[EXERCISE OBJECTIVE]:
In full and word for word, print the data below.

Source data

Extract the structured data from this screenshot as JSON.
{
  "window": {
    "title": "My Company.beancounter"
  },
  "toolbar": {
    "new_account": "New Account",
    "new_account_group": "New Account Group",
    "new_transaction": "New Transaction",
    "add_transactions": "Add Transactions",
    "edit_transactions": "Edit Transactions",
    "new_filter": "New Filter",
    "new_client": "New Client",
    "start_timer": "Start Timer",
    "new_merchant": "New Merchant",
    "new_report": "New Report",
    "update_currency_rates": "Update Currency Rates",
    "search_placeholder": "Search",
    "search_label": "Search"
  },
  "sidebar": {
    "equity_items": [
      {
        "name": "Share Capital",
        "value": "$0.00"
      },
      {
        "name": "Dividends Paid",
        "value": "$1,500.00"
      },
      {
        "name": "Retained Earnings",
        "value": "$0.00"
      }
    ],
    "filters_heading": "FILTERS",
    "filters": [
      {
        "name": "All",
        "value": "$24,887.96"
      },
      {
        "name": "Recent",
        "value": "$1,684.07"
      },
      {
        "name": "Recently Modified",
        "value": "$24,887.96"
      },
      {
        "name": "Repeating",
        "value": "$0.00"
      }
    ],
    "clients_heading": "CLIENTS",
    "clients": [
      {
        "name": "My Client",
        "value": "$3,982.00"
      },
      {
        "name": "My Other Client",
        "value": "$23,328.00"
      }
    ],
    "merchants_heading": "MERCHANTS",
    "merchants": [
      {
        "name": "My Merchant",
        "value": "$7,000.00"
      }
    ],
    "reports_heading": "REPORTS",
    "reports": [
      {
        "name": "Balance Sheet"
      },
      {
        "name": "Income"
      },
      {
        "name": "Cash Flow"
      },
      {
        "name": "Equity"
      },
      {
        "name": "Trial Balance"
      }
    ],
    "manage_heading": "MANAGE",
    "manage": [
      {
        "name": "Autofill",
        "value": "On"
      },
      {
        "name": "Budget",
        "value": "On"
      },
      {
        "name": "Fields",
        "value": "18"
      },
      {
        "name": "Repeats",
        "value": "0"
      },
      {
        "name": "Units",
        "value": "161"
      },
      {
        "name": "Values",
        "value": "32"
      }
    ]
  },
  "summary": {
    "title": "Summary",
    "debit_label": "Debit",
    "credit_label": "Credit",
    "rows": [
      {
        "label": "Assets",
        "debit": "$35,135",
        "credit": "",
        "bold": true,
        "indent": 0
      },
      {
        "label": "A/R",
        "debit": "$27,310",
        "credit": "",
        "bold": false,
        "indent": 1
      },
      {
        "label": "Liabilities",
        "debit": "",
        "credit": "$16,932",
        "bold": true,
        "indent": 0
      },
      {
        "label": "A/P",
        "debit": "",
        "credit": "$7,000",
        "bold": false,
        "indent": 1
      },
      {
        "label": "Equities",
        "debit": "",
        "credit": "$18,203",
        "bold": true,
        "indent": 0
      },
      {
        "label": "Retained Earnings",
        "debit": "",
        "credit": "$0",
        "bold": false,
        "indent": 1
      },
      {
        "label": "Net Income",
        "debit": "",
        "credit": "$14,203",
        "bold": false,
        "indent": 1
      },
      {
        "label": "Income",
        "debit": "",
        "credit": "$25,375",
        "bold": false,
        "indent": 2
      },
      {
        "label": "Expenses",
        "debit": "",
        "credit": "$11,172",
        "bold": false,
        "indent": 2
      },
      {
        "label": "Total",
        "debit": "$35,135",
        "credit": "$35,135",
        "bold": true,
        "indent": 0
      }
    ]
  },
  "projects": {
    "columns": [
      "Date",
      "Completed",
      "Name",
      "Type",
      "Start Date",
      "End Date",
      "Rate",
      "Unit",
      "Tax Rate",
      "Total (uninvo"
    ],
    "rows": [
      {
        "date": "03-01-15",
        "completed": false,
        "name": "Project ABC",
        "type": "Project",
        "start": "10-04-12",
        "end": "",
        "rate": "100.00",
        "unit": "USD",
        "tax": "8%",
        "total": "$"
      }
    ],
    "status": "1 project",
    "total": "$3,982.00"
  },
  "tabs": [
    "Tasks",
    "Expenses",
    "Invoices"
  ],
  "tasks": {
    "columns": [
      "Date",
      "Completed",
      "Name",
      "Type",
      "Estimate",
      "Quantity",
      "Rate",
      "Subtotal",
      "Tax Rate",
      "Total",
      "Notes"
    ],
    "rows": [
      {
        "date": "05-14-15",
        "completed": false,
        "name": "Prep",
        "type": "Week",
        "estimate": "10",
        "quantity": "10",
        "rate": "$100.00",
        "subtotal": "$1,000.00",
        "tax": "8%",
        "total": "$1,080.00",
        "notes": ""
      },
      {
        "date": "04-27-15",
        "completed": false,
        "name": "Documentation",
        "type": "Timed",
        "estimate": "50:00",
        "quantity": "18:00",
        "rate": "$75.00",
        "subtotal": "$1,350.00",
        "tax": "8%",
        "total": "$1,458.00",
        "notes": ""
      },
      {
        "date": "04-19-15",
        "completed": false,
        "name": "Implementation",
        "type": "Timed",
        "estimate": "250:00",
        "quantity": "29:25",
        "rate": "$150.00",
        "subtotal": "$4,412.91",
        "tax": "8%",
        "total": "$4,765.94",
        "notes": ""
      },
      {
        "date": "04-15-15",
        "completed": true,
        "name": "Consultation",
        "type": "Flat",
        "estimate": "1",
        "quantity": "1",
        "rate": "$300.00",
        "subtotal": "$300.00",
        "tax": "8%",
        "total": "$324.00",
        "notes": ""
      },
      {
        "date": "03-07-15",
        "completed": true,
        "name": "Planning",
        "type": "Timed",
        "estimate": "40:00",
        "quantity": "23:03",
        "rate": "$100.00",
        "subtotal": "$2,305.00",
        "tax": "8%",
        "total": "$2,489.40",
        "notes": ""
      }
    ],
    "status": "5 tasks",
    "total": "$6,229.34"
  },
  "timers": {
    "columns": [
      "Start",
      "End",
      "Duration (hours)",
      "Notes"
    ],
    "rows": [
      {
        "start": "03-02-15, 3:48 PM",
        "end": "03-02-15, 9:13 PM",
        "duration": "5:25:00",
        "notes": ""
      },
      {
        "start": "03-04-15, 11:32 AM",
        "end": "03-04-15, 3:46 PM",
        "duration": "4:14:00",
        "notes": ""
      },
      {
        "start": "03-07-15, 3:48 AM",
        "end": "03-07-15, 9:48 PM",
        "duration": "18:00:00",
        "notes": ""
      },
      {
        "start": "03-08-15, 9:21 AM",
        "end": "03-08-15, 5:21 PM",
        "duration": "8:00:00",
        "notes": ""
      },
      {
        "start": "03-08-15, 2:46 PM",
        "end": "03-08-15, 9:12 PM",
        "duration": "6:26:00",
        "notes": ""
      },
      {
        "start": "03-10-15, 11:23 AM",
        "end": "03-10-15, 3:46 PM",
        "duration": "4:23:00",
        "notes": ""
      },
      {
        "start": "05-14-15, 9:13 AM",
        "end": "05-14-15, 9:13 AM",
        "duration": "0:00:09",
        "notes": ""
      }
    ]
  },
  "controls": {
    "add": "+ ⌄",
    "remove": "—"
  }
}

[ANSWER AREA]:
Extract the structured data from this screenshot as JSON.
{
  "window": {
    "title": "My Company.beancounter"
  },
  "toolbar": {
    "new_account": "New Account",
    "new_account_group": "New Account Group",
    "new_transaction": "New Transaction",
    "add_transactions": "Add Transactions",
    "edit_transactions": "Edit Transactions",
    "new_filter": "New Filter",
    "new_client": "New Client",
    "start_timer": "Start Timer",
    "new_merchant": "New Merchant",
    "new_report": "New Report",
    "update_currency_rates": "Update Currency Rates",
    "search_placeholder": "Search",
    "search_label": "Search"
  },
  "sidebar": {
    "equity_items": [
      {
        "name": "Share Capital",
        "value": "$0.00"
      },
      {
        "name": "Dividends Paid",
        "value": "$1,500.00"
      },
      {
        "name": "Retained Earnings",
        "value": "$0.00"
      }
    ],
    "filters_heading": "FILTERS",
    "filters": [
      {
        "name": "All",
        "value": "$24,887.96"
      },
      {
        "name": "Recent",
        "value": "$1,684.07"
      },
      {
        "name": "Recently Modified",
        "value": "$24,887.96"
      },
      {
        "name": "Repeating",
        "value": "$0.00"
      }
    ],
    "clients_heading": "CLIENTS",
    "clients": [
      {
        "name": "My Client",
        "value": "$3,982.00"
      },
      {
        "name": "My Other Client",
        "value": "$23,328.00"
      }
    ],
    "merchants_heading": "MERCHANTS",
    "merchants": [
      {
        "name": "My Merchant",
        "value": "$7,000.00"
      }
    ],
    "reports_heading": "REPORTS",
    "reports": [
      {
        "name": "Balance Sheet"
      },
      {
        "name": "Income"
      },
      {
        "name": "Cash Flow"
      },
      {
        "name": "Equity"
      },
      {
        "name": "Trial Balance"
      }
    ],
    "manage_heading": "MANAGE",
    "manage": [
      {
        "name": "Autofill",
        "value": "On"
      },
      {
        "name": "Budget",
        "value": "On"
      },
      {
        "name": "Fields",
        "value": "18"
      },
      {
        "name": "Repeats",
        "value": "0"
      },
      {
        "name": "Units",
        "value": "161"
      },
      {
        "name": "Values",
        "value": "32"
      }
    ]
  },
  "summary": {
    "title": "Summary",
    "debit_label": "Debit",
    "credit_label": "Credit",
    "rows": [
      {
        "label": "Assets",
        "debit": "$35,135",
        "credit": "",
        "bold": true,
        "indent": 0
      },
      {
        "label": "A/R",
        "debit": "$27,310",
        "credit": "",
        "bold": false,
        "indent": 1
      },
      {
        "label": "Liabilities",
        "debit": "",
        "credit": "$16,932",
        "bold": true,
        "indent": 0
      },
      {
        "label": "A/P",
        "debit": "",
        "credit": "$7,000",
        "bold": false,
        "indent": 1
      },
      {
        "label": "Equities",
        "debit": "",
        "credit": "$18,203",
        "bold": true,
        "indent": 0
      },
      {
        "label": "Retained Earnings",
        "debit": "",
        "credit": "$0",
        "bold": false,
        "indent": 1
      },
      {
        "label": "Net Income",
        "debit": "",
        "credit": "$14,203",
        "bold": false,
        "indent": 1
      },
      {
        "label": "Income",
        "debit": "",
        "credit": "$25,375",
        "bold": false,
        "indent": 2
      },
      {
        "label": "Expenses",
        "debit": "",
        "credit": "$11,172",
        "bold": false,
        "indent": 2
      },
      {
        "label": "Total",
        "debit": "$35,135",
        "credit": "$35,135",
        "bold": true,
        "indent": 0
      }
    ]
  },
  "projects": {
    "columns": [
      "Date",
      "Completed",
      "Name",
      "Type",
      "Start Date",
      "End Date",
      "Rate",
      "Unit",
      "Tax Rate",
      "Total (uninvo"
    ],
    "rows": [
      {
        "date": "03-01-15",
        "completed": false,
        "name": "Project ABC",
        "type": "Project",
        "start": "10-04-12",
        "end": "",
        "rate": "100.00",
        "unit": "USD",
        "tax": "8%",
        "total": "$"
      }
    ],
    "status": "1 project",
    "total": "$3,982.00"
  },
  "tabs": [
    "Tasks",
    "Expenses",
    "Invoices"
  ],
  "tasks": {
    "columns": [
      "Date",
      "Completed",
      "Name",
      "Type",
      "Estimate",
      "Quantity",
      "Rate",
      "Subtotal",
      "Tax Rate",
      "Total",
      "Notes"
    ],
    "rows": [
      {
        "date": "05-14-15",
        "completed": false,
        "name": "Prep",
        "type": "Week",
        "estimate": "10",
        "quantity": "10",
        "rate": "$100.00",
        "subtotal": "$1,000.00",
        "tax": "8%",
        "total": "$1,080.00",
        "notes": ""
      },
      {
        "date": "04-27-15",
        "completed": false,
        "name": "Documentation",
        "type": "Timed",
        "estimate": "50:00",
        "quantity": "18:00",
        "rate": "$75.00",
        "subtotal": "$1,350.00",
        "tax": "8%",
        "total": "$1,458.00",
        "notes": ""
      },
      {
        "date": "04-19-15",
        "completed": false,
        "name": "Implementation",
        "type": "Timed",
        "estimate": "250:00",
        "quantity": "29:25",
        "rate": "$150.00",
        "subtotal": "$4,412.91",
        "tax": "8%",
        "total": "$4,765.94",
        "notes": ""
      },
      {
        "date": "04-15-15",
        "completed": true,
        "name": "Consultation",
        "type": "Flat",
        "estimate": "1",
        "quantity": "1",
        "rate": "$300.00",
        "subtotal": "$300.00",
        "tax": "8%",
        "total": "$324.00",
        "notes": ""
      },
      {
        "date": "03-07-15",
        "completed": true,
        "name": "Planning",
        "type": "Timed",
        "estimate": "40:00",
        "quantity": "23:03",
        "rate": "$100.00",
        "subtotal": "$2,305.00",
        "tax": "8%",
        "total": "$2,489.40",
        "notes": ""
      }
    ],
    "status": "5 tasks",
    "total": "$6,229.34"
  },
  "timers": {
    "columns": [
      "Start",
      "End",
      "Duration (hours)",
      "Notes"
    ],
    "rows": [
      {
        "start": "03-02-15, 3:48 PM",
        "end": "03-02-15, 9:13 PM",
        "duration": "5:25:00",
        "notes": ""
      },
      {
        "start": "03-04-15, 11:32 AM",
        "end": "03-04-15, 3:46 PM",
        "duration": "4:14:00",
        "notes": ""
      },
      {
        "start": "03-07-15, 3:48 AM",
        "end": "03-07-15, 9:48 PM",
        "duration": "18:00:00",
        "notes": ""
      },
      {
        "start": "03-08-15, 9:21 AM",
        "end": "03-08-15, 5:21 PM",
        "duration": "8:00:00",
        "notes": ""
      },
      {
        "start": "03-08-15, 2:46 PM",
        "end": "03-08-15, 9:12 PM",
        "duration": "6:26:00",
        "notes": ""
      },
      {
        "start": "03-10-15, 11:23 AM",
        "end": "03-10-15, 3:46 PM",
        "duration": "4:23:00",
        "notes": ""
      },
      {
        "start": "05-14-15, 9:13 AM",
        "end": "05-14-15, 9:13 AM",
        "duration": "0:00:09",
        "notes": ""
      }
    ]
  },
  "controls": {
    "add": "+ ⌄",
    "remove": "—"
  }
}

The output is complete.